Donning my orange shirt, I got Max out for a quick walk on city sidewalks, dropped him home to a delicious breakfast (yeah, right?) and hopped in the car for a road trip to Claresholm, Alberta. My friend-descendants of British Home Children were gathering for a display opportunity in the Claresholm Exhibition Hall and I really wanted to join them. Yesterday was the first National British Home Child Day and I felt very pleased for the recognition and the remembrances that were shared yesterday by descendants who had grown up with mystery, secrets and shame around their ancestry. I think that the disconnect from any roots at all is likely the most upsetting aspect of growing up in home child culture…very few children ever found solace in a relationship with siblings or Mom or Dad. There was a helplessness there, a disconnect and a sense of true abandonment, often in powerlessness against abuse of all sorts.
In Canada, so many years later, families are hard at work, trying to unearth unspoken histories and share narratives that have been revealed via contact with the people who continue to house the files and reports on our ancestral family. At a price and with great patience, piece by piece, we are all discovering who our people were, though most will discover that, at a point, the information will drop off. Never did our ancestors show up on a Canadian census unless they were working as domestics in very wealthy homes. I know that I have not found my great grandfather on any binding document between ages 13 and 21. Those eight years are gone, although the families under which he was employed are well-documented in the foot prints of time.

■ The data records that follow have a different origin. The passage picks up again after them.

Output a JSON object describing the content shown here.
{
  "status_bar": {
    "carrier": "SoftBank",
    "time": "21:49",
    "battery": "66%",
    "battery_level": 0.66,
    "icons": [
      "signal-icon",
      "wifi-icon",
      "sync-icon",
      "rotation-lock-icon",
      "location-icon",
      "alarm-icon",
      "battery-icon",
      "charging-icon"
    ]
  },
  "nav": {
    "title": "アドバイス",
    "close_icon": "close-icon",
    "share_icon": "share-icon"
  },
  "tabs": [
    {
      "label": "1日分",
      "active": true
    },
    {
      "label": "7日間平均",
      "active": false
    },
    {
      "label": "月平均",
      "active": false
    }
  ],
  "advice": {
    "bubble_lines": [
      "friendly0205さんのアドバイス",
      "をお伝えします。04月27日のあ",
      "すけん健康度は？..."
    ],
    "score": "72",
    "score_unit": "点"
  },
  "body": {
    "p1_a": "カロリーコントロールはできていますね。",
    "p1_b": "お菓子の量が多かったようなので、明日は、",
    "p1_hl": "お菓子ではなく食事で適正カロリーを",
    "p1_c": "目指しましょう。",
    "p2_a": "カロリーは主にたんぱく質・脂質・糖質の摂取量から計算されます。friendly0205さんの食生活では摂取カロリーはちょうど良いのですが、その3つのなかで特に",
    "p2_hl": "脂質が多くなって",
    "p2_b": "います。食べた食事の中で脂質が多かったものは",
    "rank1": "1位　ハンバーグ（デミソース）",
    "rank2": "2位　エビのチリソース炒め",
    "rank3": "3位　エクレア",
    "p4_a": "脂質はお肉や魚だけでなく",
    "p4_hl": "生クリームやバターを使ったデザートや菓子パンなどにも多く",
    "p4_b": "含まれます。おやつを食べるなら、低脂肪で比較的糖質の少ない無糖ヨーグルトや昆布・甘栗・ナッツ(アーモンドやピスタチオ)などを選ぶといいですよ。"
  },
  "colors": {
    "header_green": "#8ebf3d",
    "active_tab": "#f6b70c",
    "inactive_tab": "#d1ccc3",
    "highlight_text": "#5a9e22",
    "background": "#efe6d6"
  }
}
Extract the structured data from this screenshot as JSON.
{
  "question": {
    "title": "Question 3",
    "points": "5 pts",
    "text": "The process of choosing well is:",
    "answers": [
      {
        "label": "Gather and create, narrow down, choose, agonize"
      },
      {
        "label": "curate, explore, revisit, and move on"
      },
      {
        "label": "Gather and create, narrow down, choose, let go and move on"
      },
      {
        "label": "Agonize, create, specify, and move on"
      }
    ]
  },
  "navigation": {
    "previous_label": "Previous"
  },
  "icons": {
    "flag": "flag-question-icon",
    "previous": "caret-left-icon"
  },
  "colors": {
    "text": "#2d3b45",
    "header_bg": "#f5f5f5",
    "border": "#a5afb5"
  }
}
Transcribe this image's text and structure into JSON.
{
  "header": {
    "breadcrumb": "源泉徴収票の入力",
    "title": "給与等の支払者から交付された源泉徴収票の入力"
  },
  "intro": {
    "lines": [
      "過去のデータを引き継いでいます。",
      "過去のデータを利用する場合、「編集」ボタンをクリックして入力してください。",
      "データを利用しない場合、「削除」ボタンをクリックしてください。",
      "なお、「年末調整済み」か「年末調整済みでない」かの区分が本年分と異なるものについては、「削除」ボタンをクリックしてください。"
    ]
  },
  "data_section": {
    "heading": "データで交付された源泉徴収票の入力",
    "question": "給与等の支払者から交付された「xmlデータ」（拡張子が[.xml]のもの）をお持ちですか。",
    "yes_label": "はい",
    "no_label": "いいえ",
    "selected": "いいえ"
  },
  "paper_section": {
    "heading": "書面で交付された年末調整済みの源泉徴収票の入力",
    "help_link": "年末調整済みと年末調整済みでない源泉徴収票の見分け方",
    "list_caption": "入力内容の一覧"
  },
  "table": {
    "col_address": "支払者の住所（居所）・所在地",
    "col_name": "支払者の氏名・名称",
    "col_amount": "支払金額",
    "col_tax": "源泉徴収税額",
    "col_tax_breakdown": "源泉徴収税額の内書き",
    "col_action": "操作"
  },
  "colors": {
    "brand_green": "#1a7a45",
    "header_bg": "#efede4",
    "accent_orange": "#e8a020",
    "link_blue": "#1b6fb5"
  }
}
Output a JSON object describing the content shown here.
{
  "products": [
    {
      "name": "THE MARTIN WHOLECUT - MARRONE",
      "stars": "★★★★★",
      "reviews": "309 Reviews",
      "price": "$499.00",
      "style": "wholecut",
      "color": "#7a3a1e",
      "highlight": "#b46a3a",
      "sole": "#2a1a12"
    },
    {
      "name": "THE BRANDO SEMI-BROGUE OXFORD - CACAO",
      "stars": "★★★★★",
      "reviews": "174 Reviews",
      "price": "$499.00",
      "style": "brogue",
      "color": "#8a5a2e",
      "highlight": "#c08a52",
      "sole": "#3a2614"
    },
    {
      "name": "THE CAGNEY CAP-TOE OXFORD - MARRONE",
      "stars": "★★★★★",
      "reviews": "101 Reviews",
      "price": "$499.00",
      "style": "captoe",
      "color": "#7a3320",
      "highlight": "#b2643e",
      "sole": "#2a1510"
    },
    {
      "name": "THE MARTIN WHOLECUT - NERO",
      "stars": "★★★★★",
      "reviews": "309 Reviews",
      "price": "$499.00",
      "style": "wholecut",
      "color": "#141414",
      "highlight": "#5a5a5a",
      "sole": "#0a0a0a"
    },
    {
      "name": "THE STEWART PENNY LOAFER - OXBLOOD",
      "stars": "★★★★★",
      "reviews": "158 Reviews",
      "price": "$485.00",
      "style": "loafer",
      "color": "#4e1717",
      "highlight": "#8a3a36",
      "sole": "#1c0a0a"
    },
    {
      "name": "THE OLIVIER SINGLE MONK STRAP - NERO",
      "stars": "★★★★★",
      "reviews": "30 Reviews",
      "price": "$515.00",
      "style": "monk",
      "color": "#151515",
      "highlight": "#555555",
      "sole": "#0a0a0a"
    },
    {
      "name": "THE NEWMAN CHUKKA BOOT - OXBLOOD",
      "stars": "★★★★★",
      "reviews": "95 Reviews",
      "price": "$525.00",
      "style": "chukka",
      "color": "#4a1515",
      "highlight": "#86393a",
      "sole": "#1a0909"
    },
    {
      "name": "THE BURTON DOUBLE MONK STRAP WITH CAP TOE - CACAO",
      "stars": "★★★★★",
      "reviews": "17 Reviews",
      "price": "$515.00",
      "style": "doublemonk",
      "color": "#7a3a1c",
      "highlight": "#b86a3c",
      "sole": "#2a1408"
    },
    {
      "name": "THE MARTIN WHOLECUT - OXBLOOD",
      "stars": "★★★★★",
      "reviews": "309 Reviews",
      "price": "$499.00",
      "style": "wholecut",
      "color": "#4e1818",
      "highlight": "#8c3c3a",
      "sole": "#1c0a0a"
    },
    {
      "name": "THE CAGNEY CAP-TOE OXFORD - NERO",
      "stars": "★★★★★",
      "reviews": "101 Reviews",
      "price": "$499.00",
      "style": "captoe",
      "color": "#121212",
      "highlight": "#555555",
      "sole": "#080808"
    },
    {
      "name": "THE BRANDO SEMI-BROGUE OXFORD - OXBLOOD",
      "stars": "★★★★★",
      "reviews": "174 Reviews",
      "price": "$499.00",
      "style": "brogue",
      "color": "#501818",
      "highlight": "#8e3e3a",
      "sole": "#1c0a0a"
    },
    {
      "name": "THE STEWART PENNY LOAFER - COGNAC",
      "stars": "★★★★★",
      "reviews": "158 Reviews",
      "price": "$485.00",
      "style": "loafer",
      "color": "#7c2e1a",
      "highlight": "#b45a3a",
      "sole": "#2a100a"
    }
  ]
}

On a lighter note, I was so pleased to find Bruce and Connie, Hazel and John gathered before a beautiful display. Hazel worked very hard to establish our representation at the open house and I have much gratitude for her efforts and her lovely display. I appreciate that Bruce collected both Connie and John for the afternoon drive on such a cold and blustery day. And I thank Bruce for the lovely addition to our Western Canadian collection, the poster featuring our new logo. Excellent.
Although I have other photographs of my four friends, I enjoy the fact that John Vallance’s true personality is showing through here and that Connie is taking it all in. If any of you would like a more formal photograph for your files, just contact me.
The program that the Claresholm museum hosted was fabulous! I want to thank the town and its people who extended their hospitality. I know that it was a cold and grey day, but the events and the people created a warm and happy experience for all in attendance. I really enjoyed the sincere presentation/words and hoop dance performed by Sandra Lamouche. Due to lighting, very few of my photographs give justice to her performance and I hope that my readers will take a look at her website.
At a point, Bruce, Connie and I went for a cup of tea in a neighbouring restaurant and we enjoyed a very yummy lunch. It was nice to catch up with Bruce and Connie. They are great people and I am so happy that they are in my life, with a common interest of family research and history. I also had the opportunity to wander both the exhibition hall and the museum. There is nothing like a focused wander through a museum, especially one with an RCAF display! I enjoyed conversations with two ‘hookers’ who produce amazing works in the tradition of East Coast hooking and a lady who descends from family in Norway. Very interesting stories and generous contributions!
When I pulled out of my parking spot to head home at 4:30, I could still hear the ringing of beautiful music coming out of the concert tent. Today was a perfect day and I’m grateful for the opportunity to enjoy another Alberta Culture Day.
Remember…please…Leave NO CHILD BEHIND!